EXERCISE DIRECTIONS » Using the entries below, copy out all lines where "Local" is found.

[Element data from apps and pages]
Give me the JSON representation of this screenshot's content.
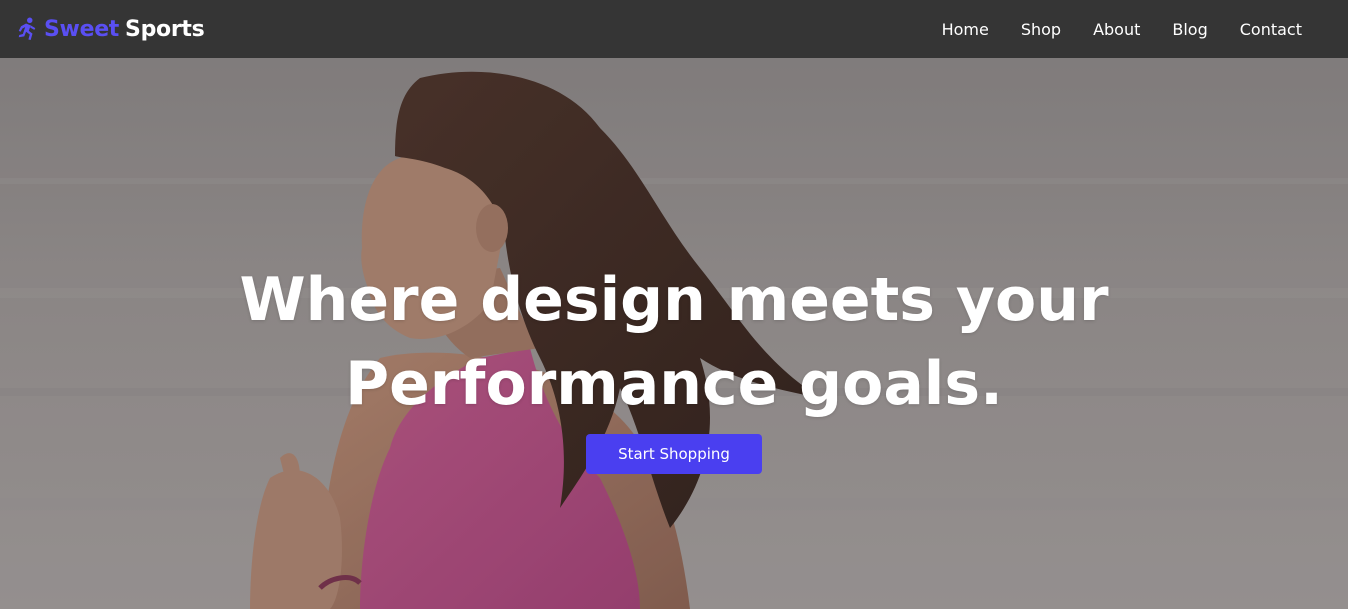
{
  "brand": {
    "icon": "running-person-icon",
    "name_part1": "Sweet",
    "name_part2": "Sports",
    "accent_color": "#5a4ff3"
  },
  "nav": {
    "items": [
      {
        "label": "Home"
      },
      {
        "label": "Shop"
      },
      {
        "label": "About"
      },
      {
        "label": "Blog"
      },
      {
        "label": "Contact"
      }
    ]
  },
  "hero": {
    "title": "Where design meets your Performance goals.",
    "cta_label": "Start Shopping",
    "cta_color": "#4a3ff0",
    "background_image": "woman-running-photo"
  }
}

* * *

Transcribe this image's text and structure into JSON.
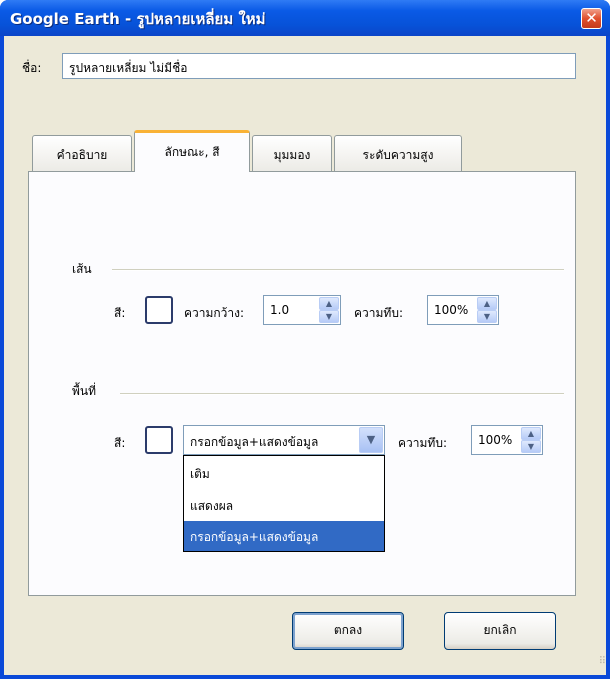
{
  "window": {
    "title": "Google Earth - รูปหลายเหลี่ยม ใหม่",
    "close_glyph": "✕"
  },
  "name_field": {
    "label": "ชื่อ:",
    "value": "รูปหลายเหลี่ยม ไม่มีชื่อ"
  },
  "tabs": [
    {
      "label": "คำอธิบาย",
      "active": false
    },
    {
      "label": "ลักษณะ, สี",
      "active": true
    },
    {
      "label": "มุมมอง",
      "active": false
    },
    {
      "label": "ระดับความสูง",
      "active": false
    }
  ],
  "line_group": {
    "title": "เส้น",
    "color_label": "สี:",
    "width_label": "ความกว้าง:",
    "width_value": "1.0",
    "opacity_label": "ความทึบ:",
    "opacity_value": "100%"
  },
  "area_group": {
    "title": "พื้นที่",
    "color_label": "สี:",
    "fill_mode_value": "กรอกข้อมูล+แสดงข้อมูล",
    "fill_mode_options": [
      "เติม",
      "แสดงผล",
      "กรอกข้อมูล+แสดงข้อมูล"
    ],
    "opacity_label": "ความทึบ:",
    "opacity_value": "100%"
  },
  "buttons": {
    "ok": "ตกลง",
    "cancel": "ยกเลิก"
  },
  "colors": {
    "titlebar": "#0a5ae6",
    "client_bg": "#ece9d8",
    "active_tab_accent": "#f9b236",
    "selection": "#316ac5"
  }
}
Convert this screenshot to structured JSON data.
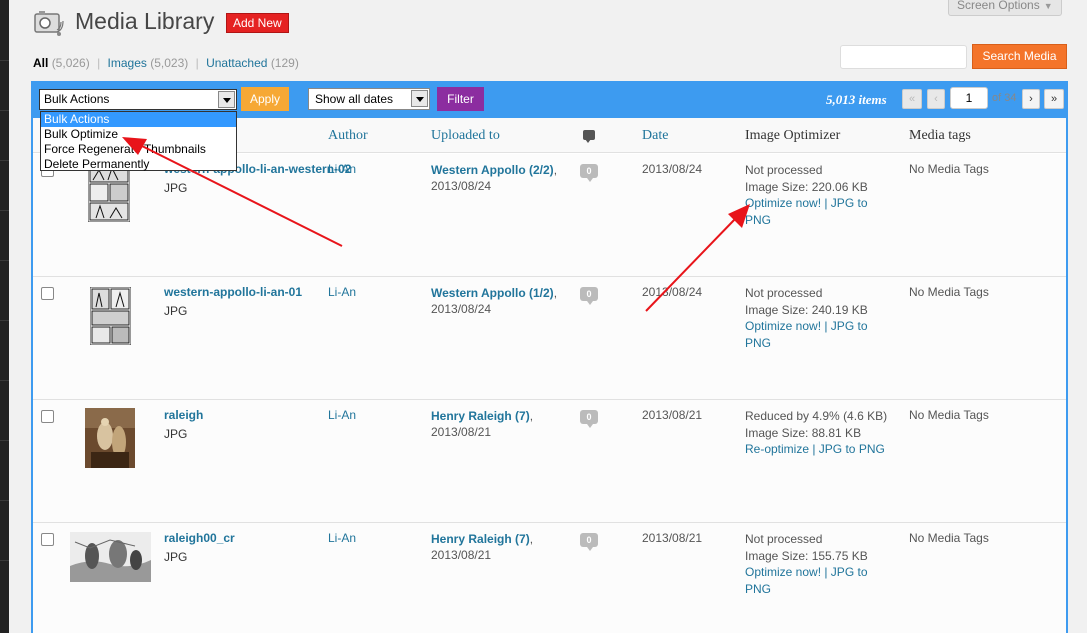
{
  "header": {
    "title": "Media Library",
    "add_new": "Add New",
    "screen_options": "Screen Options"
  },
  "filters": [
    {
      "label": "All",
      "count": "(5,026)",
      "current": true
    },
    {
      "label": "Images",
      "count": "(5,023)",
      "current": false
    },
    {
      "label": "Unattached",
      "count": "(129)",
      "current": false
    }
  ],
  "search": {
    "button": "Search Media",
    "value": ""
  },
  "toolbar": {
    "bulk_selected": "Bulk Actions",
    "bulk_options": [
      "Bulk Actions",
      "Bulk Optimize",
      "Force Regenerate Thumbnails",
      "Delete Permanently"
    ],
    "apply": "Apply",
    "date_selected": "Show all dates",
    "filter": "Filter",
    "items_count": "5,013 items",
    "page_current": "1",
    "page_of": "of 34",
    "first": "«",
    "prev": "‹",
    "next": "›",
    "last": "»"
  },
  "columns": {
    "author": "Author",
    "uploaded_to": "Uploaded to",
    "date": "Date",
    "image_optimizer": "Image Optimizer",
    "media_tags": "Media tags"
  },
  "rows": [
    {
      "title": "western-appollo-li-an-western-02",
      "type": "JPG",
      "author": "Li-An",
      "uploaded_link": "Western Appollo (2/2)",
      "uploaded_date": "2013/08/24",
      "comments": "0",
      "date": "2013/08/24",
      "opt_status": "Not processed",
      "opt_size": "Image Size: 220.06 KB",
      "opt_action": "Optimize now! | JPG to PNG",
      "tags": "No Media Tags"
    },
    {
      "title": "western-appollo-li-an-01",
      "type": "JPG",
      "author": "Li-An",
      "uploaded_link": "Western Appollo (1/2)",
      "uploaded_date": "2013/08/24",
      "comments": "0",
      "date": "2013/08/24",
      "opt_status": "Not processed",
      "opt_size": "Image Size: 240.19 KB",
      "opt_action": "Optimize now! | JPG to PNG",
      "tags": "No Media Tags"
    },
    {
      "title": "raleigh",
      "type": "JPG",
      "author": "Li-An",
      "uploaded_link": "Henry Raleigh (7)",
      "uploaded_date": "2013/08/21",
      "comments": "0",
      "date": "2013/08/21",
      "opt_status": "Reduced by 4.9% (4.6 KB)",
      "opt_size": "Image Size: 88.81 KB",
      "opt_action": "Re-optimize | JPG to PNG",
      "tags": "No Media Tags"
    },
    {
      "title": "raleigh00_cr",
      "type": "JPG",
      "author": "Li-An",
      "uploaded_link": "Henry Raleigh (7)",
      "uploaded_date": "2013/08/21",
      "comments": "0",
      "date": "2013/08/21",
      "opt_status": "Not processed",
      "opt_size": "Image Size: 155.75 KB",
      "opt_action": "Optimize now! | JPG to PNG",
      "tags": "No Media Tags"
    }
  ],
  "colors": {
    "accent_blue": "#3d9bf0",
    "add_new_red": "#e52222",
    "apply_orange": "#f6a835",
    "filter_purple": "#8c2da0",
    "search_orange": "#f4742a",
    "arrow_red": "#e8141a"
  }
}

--

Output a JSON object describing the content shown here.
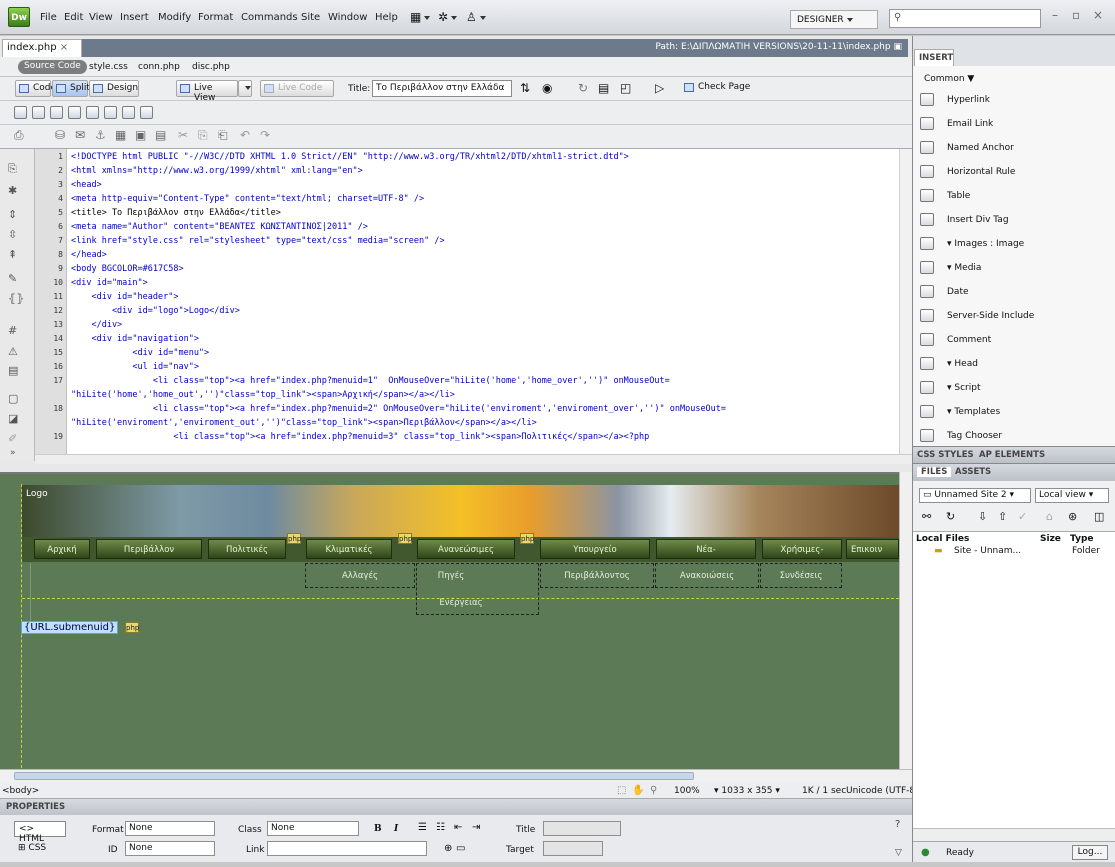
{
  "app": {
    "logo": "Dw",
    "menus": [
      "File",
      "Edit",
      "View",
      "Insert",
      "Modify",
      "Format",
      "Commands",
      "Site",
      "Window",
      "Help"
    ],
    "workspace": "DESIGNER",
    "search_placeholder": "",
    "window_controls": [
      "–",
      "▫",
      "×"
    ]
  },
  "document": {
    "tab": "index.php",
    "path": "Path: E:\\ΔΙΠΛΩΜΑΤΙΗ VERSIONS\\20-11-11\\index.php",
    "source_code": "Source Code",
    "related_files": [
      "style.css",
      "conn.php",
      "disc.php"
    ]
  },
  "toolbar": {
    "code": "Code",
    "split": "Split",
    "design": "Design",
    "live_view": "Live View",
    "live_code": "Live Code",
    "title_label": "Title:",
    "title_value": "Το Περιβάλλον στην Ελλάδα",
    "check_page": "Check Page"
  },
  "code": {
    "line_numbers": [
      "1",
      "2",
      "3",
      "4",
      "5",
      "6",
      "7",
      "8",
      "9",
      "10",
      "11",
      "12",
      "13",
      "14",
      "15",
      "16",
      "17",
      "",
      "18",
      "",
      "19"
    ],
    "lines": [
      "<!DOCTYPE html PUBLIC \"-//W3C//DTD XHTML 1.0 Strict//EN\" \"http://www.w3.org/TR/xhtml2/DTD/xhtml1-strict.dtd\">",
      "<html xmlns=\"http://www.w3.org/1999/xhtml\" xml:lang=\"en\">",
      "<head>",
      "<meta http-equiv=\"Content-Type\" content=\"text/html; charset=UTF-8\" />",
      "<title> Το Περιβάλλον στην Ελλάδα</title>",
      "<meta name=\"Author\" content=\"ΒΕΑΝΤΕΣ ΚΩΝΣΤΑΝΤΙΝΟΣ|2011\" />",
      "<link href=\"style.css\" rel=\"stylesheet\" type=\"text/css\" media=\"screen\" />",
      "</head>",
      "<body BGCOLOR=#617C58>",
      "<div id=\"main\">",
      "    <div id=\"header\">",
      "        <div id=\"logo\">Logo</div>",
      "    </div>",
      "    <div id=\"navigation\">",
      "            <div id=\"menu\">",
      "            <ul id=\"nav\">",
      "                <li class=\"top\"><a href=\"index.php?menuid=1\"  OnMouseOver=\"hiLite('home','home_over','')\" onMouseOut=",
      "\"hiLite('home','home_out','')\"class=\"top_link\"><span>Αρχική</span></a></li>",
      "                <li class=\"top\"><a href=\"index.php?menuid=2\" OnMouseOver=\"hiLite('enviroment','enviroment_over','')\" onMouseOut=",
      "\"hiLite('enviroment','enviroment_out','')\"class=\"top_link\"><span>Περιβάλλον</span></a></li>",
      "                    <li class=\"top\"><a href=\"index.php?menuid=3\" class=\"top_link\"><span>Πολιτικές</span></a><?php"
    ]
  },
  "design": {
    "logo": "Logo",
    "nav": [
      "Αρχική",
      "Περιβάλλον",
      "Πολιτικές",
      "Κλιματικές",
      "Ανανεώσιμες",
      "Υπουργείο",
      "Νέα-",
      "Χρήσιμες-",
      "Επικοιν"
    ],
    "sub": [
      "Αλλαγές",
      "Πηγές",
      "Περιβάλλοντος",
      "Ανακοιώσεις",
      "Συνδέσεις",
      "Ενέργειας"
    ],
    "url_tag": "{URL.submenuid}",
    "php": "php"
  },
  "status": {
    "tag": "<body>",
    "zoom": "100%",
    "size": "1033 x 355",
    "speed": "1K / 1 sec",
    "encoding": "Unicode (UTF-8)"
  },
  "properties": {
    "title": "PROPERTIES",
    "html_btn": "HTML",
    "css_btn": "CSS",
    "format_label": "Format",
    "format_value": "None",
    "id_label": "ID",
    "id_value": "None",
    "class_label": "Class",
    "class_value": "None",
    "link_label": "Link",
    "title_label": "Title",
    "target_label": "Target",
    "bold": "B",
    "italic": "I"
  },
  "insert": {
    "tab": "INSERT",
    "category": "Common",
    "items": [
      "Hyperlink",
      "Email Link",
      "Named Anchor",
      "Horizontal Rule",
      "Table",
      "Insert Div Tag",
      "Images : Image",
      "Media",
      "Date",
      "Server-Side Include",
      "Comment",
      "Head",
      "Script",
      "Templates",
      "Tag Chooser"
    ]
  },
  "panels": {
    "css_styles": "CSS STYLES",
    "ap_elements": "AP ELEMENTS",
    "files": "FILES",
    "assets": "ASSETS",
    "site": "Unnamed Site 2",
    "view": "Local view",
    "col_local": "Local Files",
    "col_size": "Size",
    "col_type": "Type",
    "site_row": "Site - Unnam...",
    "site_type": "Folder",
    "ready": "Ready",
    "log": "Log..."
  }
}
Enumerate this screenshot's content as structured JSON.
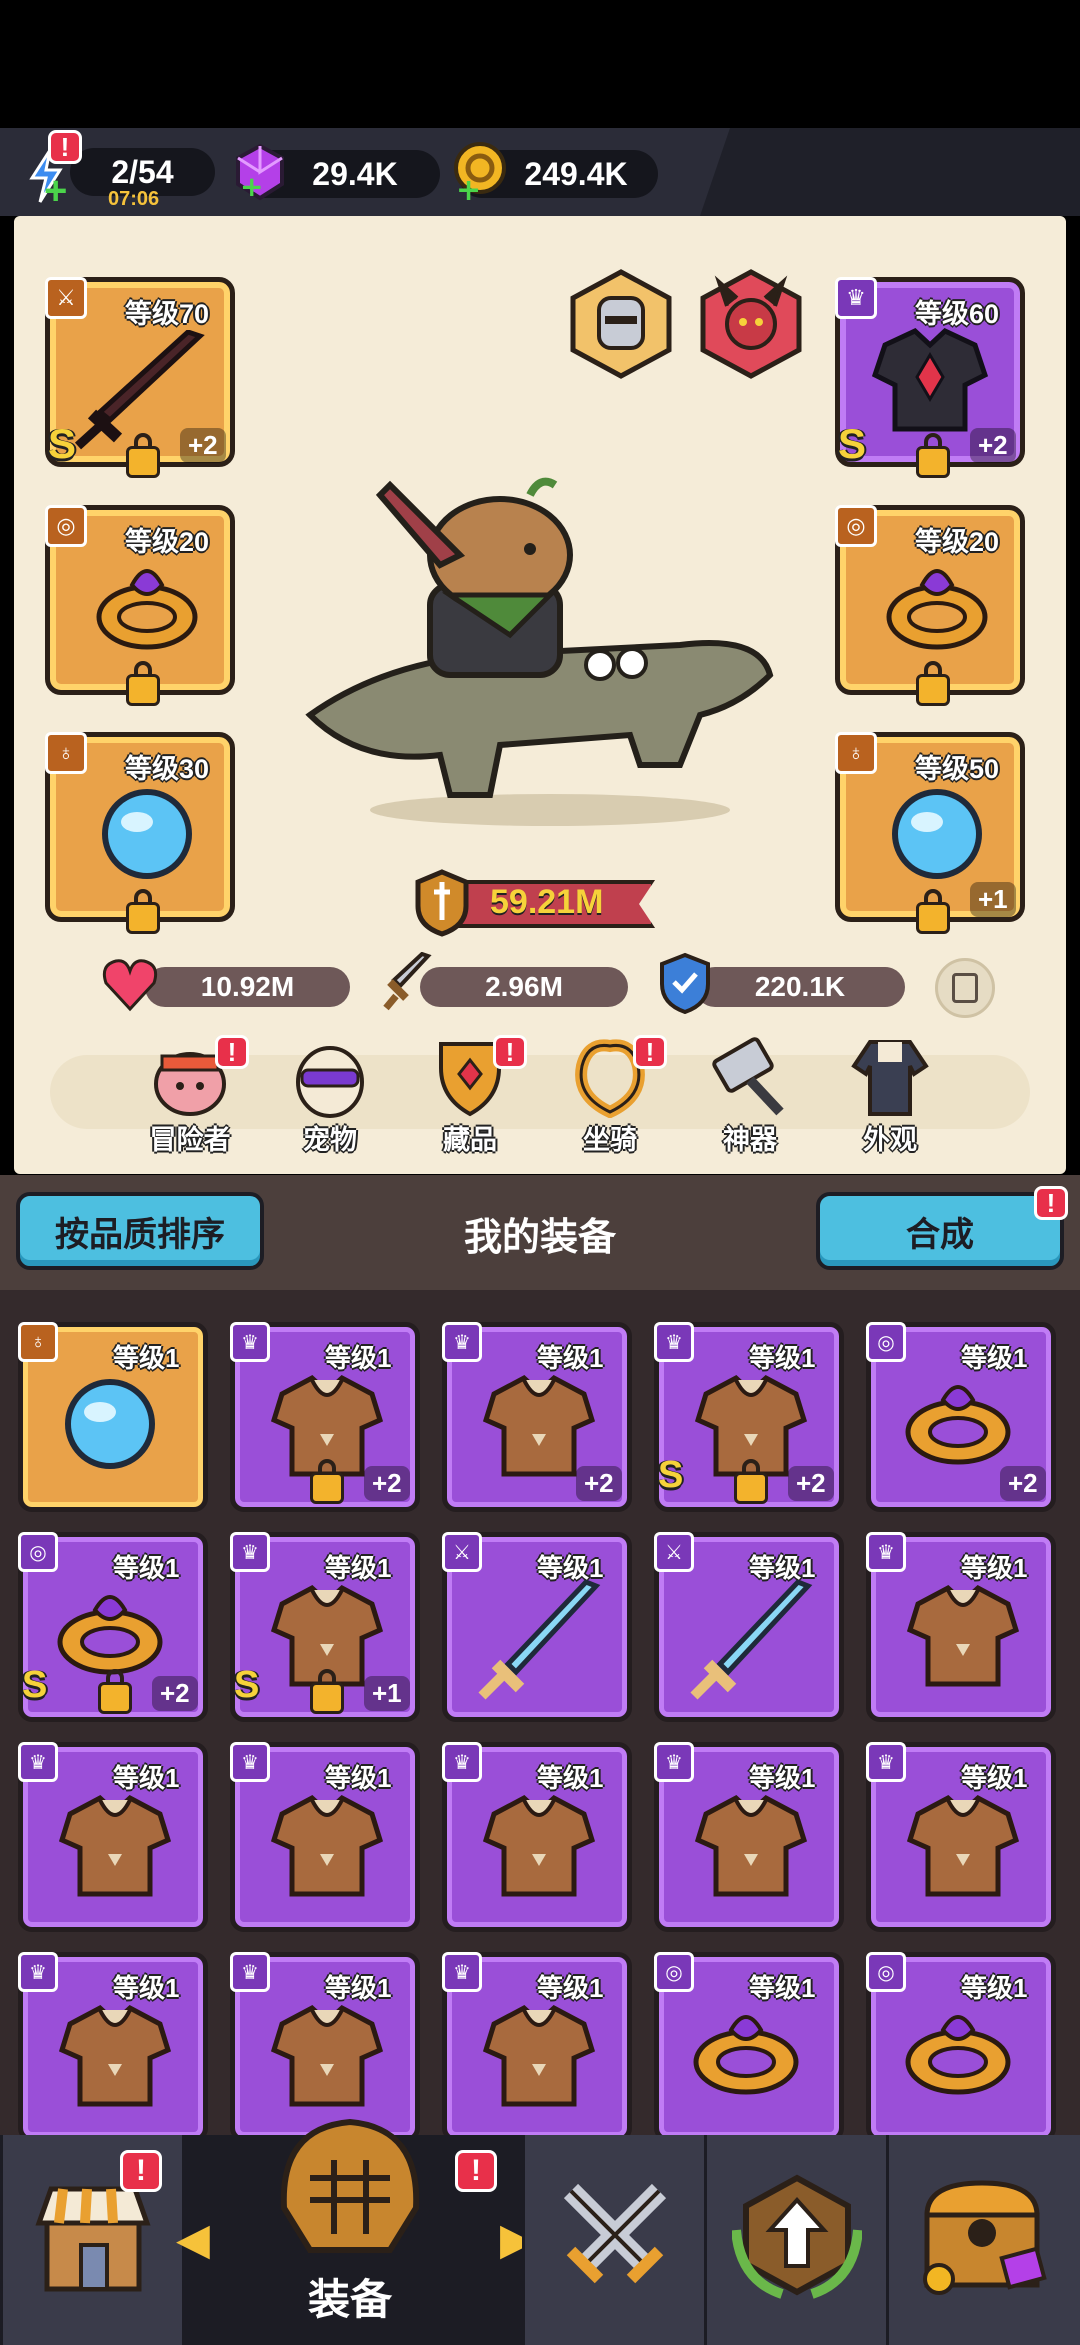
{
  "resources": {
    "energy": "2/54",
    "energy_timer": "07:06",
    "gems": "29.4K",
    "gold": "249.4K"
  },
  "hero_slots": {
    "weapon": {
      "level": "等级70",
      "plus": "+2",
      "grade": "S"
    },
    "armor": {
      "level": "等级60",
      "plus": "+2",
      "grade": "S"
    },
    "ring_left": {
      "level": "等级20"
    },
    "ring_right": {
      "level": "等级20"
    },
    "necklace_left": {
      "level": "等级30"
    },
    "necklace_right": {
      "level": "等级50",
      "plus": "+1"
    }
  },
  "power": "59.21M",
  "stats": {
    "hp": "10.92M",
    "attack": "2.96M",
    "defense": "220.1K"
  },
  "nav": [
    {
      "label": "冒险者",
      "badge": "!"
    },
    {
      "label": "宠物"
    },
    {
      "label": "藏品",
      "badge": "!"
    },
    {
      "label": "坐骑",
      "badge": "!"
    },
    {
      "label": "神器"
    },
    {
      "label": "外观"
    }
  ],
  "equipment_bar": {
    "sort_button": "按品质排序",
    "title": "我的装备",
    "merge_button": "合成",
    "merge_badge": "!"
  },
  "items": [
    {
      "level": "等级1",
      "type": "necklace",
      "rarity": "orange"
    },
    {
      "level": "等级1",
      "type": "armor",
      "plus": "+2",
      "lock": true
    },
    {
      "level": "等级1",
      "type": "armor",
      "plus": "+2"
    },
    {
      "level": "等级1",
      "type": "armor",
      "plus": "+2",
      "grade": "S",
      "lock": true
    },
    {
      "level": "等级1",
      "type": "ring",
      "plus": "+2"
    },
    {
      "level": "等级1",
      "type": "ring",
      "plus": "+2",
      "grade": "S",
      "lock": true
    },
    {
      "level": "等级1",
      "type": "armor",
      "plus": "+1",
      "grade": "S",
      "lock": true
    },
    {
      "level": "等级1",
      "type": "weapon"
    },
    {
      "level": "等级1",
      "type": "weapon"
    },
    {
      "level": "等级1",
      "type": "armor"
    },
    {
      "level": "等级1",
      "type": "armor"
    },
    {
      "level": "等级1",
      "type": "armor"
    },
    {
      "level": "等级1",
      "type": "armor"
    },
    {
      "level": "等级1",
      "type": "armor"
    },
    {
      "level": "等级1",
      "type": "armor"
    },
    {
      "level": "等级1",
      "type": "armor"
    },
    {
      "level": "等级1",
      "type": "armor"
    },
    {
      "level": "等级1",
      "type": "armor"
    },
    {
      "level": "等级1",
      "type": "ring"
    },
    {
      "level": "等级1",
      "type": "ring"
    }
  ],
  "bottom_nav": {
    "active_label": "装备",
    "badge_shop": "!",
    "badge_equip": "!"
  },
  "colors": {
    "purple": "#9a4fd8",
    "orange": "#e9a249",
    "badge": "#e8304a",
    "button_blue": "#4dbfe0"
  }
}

ANSWER »
    "view": "Local view",
    "col_local": "Local Files",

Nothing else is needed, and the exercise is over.